Top Ukraine expert shows up for work despite Trump's repeated attacks
Posted November 4, 2019 1:04 p.m. EST
CNN — As President Donald Trump has ramped up his attacks on Lt. Col. Alexander Vindman, the National Security Council's top Ukraine expert has continued to report to work, CNN has learned.
Behind closed doors, Vindman testified before House impeachment investigators for more than 10 hours last week. He was the first witness who listened to the July call with the leader of Ukraine to go under oath. He testified that he was deeply troubled by it, reported those concerns to the top National Security Council lawyer within hours and also said some of the changes he tried to make to the since-published transcript were left out, though he didn't say why.
Since his appearance, Trump has attempted to sow doubt about Vindman's political ties, calling him a "Never Trumper witness" and implying more information would be revealed about him in the coming days.

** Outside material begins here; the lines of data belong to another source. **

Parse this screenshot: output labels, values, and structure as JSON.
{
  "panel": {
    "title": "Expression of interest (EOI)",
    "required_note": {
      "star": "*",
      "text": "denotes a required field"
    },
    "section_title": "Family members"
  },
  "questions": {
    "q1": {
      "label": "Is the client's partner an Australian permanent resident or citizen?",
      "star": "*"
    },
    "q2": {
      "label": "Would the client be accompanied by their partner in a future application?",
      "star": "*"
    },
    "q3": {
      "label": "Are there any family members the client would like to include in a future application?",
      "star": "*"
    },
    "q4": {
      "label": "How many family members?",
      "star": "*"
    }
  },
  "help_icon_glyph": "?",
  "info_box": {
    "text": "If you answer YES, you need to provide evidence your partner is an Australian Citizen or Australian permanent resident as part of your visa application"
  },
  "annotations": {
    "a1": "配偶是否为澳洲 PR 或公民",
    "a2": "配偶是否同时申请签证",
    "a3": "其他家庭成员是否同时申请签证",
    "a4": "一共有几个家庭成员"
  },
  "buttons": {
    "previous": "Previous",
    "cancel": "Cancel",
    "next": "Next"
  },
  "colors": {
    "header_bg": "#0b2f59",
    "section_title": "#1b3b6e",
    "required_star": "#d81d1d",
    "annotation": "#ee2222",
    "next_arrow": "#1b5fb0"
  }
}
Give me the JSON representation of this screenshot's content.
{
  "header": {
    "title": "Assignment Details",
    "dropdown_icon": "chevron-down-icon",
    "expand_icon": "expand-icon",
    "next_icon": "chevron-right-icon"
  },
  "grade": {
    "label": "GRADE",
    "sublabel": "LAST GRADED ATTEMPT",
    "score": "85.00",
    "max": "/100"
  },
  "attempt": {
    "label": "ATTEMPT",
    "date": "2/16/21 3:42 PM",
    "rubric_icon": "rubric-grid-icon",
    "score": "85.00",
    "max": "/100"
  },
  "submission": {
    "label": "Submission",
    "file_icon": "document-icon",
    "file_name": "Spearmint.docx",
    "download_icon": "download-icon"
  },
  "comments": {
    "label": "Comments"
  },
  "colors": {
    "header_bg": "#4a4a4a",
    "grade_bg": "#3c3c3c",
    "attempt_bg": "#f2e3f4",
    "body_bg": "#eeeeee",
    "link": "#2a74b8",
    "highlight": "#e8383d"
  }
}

"Well, you'll be seeing very soon what comes out and then you can ask the question in a different way," Trump said Sunday without elaborating.
He has declined to provide any evidence to back up his claims and the White House has not responded to a request for comment.
Despite the attacks, Vindman has been seen in his office at the Eisenhower Executive Office Building next door to the White House every day since he testified. The other National Security Council official who testified, Tim Morrison, announced last week that he would leave the administration in the coming days.
After Vindman testified, several of the President's allies came under fire for implying he was loyal to Ukraine, where he was born but left for the United States when he was three. Vindman is an Army officer who awarded a Purple Heart after being wounded by a roadside bomb in Iraq, and he still carries shrapnel from the attack in his body.
In recent days, Trump has also escalated his attacks on the whistleblower at the center of the impeachment inquiry, implying the person is politically motivated and urging reporters to disclose their identity. Trump asserted Monday that the offer for the unnamed individual to submit written answers to Republican lawmakers -- which the person's attorney offered over the weekend -- would not be sufficient.
"The Whistleblower gave false information & dealt with corrupt politician Schiff," Trump tweeted. "He must be brought forward to testify. Written answers not acceptable! Where is the 2nd Whistleblower? He disappeared after I released the transcript. Does he even exist? Where is the informant? Con!"
The President had a different view on written answers when he submitted his own to the former special counsel Robert Mueller as he was conducting his investigation into Russian interference in the 2016 election. Trump refused to sit for an interview with Mueller and only answered questions about his actions before he took office.
Trump's attempts to undermine the whistleblower's credibility come as House investigators have spoken to roughly a dozen witnesses about his efforts to pressure the government of Ukraine.